LAGOS, Nigeria (AP) — Shaking a finger while cradling an assault rifle, the bearded leader of Nigeria's extremist Islamic sect threatens to burn down more schools and kill teachers. But he denies his fighters are killing children.
In a new video released Saturday, Islamic radical Abubakar Shekau said he "fully supports" attacks on several schools in northeastern Nigeria in recent weeks.
The United Nations Children's Fund says at least 48 students and seven teachers have been killed since June, with some burned alive in a dormitory this month.
"We support the work they did at the school, at Mamudo and Damaturu, and other attacks on other schools," said Shekau, who wore military fatigues in the video. "We are going to burn down the schools, if they are not Islamic religious schools for Allah."
But Shekau insisted his fighters do not kill children.
"We don't touch small children, we only burn the schools," he says. "Our religion does not permit us to touch small children and women, we don't kill children."
He said his fighters would, however, attack teachers. "School teachers who are teaching Western education? We will kill them! We will kill them!" he warns, wagging his finger.
Shekau is the leader of the extremist group Boko Haram, whose name means "Western education is forbidden" in the Hausa language. There are also splinter groups, so it was not clear if he was trying to distance his group from assaults in which children have been killed.
Attacks on schools have continued although thousands of troops have deployed in northeastern Nigeria to put down the Islamic extremists' violent campaign which poses the greatest threat in years to the security of Nigeria, Africa's biggest oil producer.
President Goodluck Jonathan declared a state of emergency on May 14 in the three northeastern states of Adamawa, Borno and Yobe.
In northwestern Nigeria this week, security forces said they engaged in a five-hour gunbattle against a group of Boko Haram fighters in Sokoto. The city is home to the Sultan of Sokoto, the pre-eminent leader of Nigeria's tens of millions of Muslims, who preaches against extremism and who has condemned Boko Haram.
Police said they recovered a weapons cache including assault rifles, grenades, rocket launchers and homemade bombs.
There has been no attack on Sokoto since July 30 last year, when suicide bombers in cars laden with explosives simultaneously attacked a police station and the regional police headquarters. The two bombers and at least three other people were killed. At the time, Boko Haram threatened to assassinate the sultan.

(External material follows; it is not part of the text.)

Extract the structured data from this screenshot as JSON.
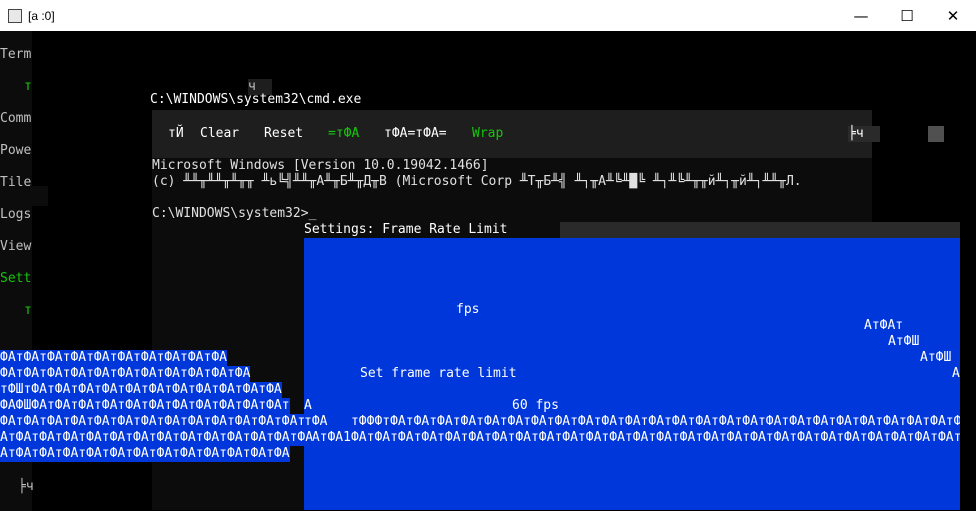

Recently, the extremists have started targeting civilians, especially government workers, Christian pastors, school teachers and their students.
In the video, received by The Associated Press through intermediaries, Shekau also denied he is negotiating a peace agreement with the Nigerian government.
"We will not enter into any agreement with non-believers or the Nigerian government," he said, speaking in his native Hausa.
"The Quran teaches that we must shun democracy, we must shun Western education, we must shun the constitution," Shekau said in the 15-minute video.
At the end, he speaks in English to denounce the West, accusing it of trying to destroy Islam and working "to tactically make the Quran insignificant and unimportant."